Records provided: Begin

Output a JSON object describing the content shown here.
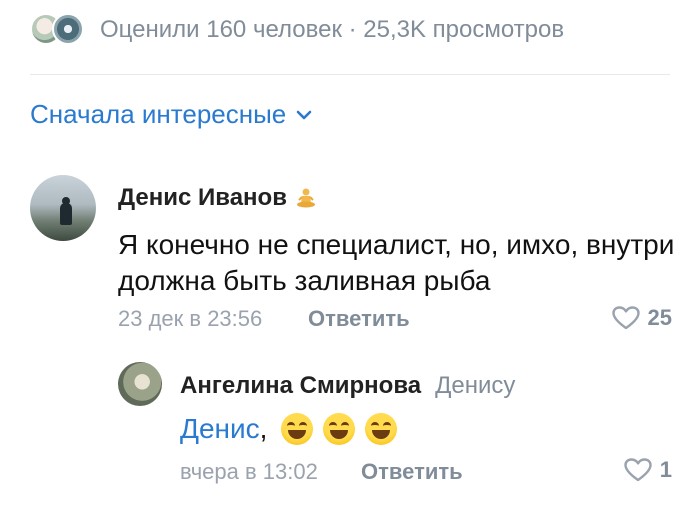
{
  "header": {
    "liked_text": "Оценили 160 человек · 25,3K просмотров"
  },
  "sort": {
    "label": "Сначала интересные"
  },
  "comments": [
    {
      "author": "Денис Иванов",
      "author_emoji": "person-in-lotus-position-icon",
      "text": "Я конечно не специалист, но, имхо, внутри должна быть заливная рыба",
      "date": "23 дек в 23:56",
      "reply_label": "Ответить",
      "likes": "25"
    },
    {
      "author": "Ангелина Смирнова",
      "reply_to": "Денису",
      "mention": "Денис",
      "text_suffix": ",",
      "emojis": [
        "laughing-face-icon",
        "laughing-face-icon",
        "laughing-face-icon"
      ],
      "date": "вчера в 13:02",
      "reply_label": "Ответить",
      "likes": "1"
    }
  ],
  "colors": {
    "accent": "#2a7ad0",
    "secondary_text": "#818c99",
    "primary_text": "#111111"
  }
}
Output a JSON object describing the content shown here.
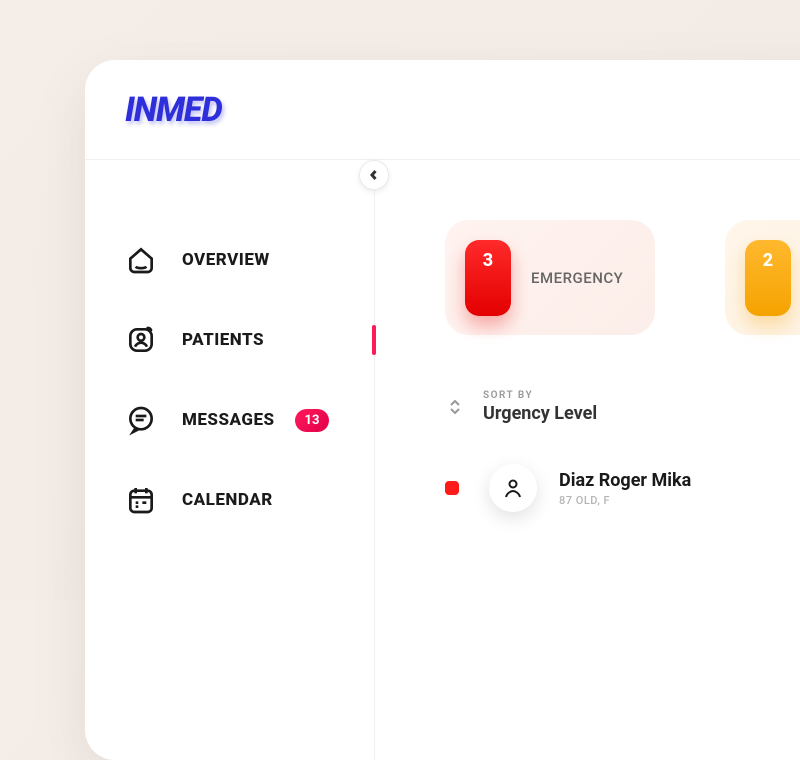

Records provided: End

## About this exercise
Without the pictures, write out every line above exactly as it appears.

## Response to this exercise
Output a JSON object describing the content shown here.
{
  "header": {
    "liked_text": "Оценили 160 человек · 25,3K просмотров"
  },
  "sort": {
    "label": "Сначала интересные"
  },
  "comments": [
    {
      "author": "Денис Иванов",
      "author_emoji": "person-in-lotus-position-icon",
      "text": "Я конечно не специалист, но, имхо, внутри должна быть заливная рыба",
      "date": "23 дек в 23:56",
      "reply_label": "Ответить",
      "likes": "25"
    },
    {
      "author": "Ангелина Смирнова",
      "reply_to": "Денису",
      "mention": "Денис",
      "text_suffix": ",",
      "emojis": [
        "laughing-face-icon",
        "laughing-face-icon",
        "laughing-face-icon"
      ],
      "date": "вчера в 13:02",
      "reply_label": "Ответить",
      "likes": "1"
    }
  ],
  "colors": {
    "accent": "#2a7ad0",
    "secondary_text": "#818c99",
    "primary_text": "#111111"
  }
}
Output a JSON object describing the content shown here.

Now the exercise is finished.